This time Steve had not run anything over, but nonetheless, the results of the accident were horrific: remember he swerved under the raised gun of a tank? Well the gun had not been raised high enough to allow clearance for our vehicle commander. He got knocked out cold when he struck the gun, apparently only being saved from death by the helmet he was wearing and the still slow speed of the APC.
the vehicle commander, coming back on base 3 weeks later after having been treated for a severe concussion and having needed 30 stitches on his face, must have been cursing his luck when he drew his daily orders. At least he was not happy when he camr into my room and ordered me and 5 of my roommates to get into an APC.
Steve needed to get road certified and as a precaution, in case he got into some real trouble, we had to ride along. To Steve's credit, this one was not his fault. Riding along at a good 40mph/80kph on a major highway through a city of two million, Steve was actually doing quite well. Until a BMW, trying to be cool by filtering between all 3 lanes, cut right infront of him. The vehicle commander yelled “brake”, Steve braked and swerved. This time right. And right into a streetlight. Which fell onto the vehicle commanders head. Seeing the commotion, the BMW did the right thing and immediately drove off, leaving us to care for the commander and to explain to police what had happened all by our lonesome.

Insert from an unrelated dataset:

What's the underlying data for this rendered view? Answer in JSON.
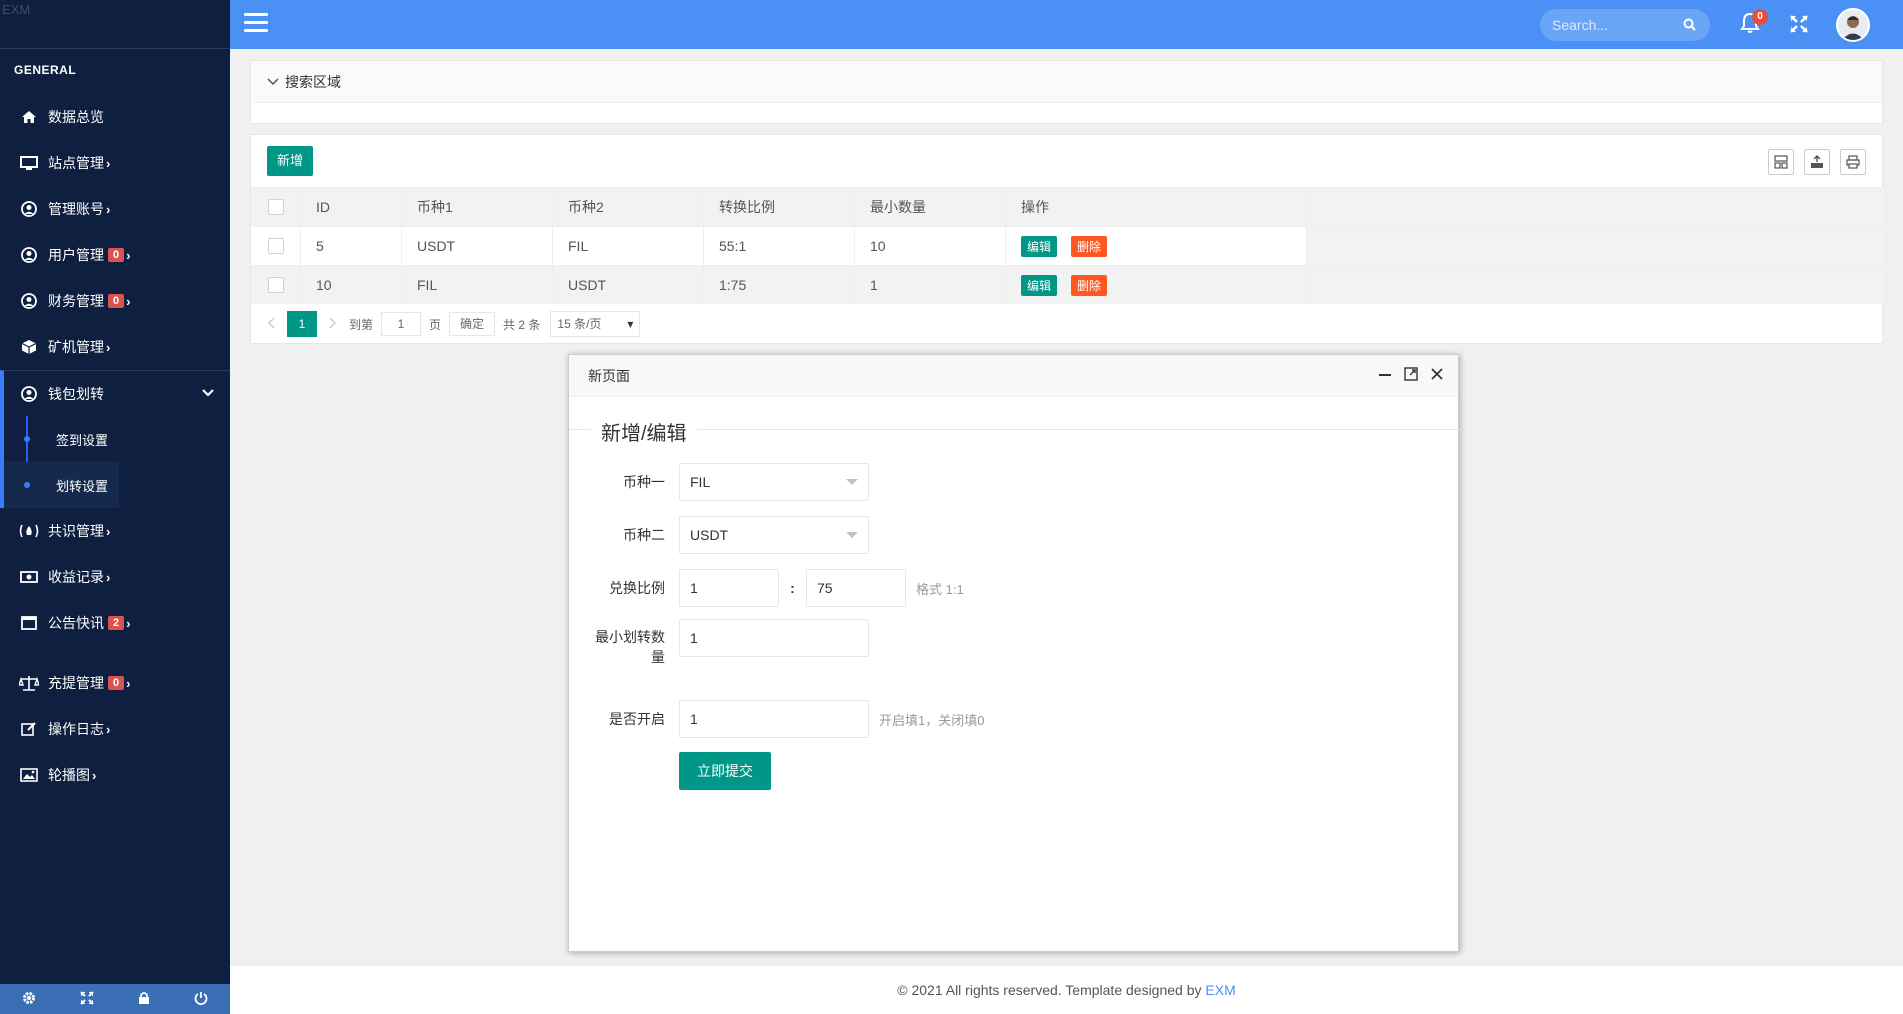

The news would later report 20km of tailbacks and congestion, our vehicle commander would again turn out fine, but Steve was reassigned to kitchen staff. There, he promptly messed up on the stove, setting a fire that nearly gutted the entire kitchen. But I wasn't there, so I can't tell you about it.